▶ [EXERCISE] From the following material, say how many lines have "icon" in them; write only the number.

▶ [STORED DATA]
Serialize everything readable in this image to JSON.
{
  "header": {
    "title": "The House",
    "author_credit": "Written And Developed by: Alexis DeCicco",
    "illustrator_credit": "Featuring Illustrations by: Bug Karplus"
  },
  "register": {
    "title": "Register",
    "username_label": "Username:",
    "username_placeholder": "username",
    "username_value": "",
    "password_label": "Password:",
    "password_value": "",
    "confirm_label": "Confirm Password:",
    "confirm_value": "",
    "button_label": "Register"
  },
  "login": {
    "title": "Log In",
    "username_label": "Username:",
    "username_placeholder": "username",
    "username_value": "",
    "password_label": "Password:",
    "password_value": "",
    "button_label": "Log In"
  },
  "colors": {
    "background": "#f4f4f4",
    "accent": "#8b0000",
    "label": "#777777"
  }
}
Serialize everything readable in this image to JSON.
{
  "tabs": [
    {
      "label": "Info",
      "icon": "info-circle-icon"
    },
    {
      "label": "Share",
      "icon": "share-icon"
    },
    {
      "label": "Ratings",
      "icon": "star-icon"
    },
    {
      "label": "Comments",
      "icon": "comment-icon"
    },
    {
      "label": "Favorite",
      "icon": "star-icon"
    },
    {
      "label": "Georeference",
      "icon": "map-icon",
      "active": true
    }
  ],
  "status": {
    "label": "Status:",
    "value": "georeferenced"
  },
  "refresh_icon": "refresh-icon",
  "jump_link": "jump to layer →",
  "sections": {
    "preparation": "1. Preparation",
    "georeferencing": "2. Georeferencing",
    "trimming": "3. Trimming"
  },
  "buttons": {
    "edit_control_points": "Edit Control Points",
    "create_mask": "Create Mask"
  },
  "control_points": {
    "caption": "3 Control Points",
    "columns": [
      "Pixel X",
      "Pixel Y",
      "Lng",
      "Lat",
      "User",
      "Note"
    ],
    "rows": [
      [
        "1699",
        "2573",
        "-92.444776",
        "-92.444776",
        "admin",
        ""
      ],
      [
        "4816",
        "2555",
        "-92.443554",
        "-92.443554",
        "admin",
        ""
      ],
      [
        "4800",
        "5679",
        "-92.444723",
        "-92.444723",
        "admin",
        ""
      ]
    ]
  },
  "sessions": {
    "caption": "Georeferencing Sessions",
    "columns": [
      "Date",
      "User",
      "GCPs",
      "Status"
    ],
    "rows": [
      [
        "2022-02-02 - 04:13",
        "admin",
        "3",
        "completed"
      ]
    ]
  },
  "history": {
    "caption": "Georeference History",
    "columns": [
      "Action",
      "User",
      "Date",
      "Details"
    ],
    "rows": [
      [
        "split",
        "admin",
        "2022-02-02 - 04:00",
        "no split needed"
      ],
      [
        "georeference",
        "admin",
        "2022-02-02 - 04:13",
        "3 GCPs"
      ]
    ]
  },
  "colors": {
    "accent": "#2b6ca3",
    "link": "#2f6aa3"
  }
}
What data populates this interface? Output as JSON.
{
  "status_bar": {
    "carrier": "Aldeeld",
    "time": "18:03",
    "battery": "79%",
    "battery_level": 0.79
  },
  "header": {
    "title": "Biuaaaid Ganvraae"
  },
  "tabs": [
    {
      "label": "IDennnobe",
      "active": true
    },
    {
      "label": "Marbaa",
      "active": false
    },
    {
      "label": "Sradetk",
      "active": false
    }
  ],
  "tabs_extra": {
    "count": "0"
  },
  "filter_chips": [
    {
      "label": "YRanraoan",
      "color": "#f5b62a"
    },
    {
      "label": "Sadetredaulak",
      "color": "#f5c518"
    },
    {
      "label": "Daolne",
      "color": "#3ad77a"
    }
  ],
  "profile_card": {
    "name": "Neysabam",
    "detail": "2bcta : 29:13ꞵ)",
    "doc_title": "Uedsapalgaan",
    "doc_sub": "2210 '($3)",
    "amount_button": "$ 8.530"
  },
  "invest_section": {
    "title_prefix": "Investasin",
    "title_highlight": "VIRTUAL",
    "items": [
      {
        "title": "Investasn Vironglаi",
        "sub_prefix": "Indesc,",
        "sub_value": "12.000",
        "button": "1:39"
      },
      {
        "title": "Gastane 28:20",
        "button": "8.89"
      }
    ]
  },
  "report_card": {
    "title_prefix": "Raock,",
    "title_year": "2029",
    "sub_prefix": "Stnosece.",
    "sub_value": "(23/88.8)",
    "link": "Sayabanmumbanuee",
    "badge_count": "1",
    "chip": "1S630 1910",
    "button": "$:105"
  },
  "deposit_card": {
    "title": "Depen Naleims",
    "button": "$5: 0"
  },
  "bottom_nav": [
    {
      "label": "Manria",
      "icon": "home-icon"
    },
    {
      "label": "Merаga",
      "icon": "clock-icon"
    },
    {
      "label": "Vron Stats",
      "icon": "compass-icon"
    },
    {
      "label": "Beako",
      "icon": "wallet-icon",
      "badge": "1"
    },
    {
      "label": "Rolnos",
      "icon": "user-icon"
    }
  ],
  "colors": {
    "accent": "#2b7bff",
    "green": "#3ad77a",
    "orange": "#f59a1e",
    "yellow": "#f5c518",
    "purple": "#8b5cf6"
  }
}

▶ [ANSWER TO THE EXERCISE] 12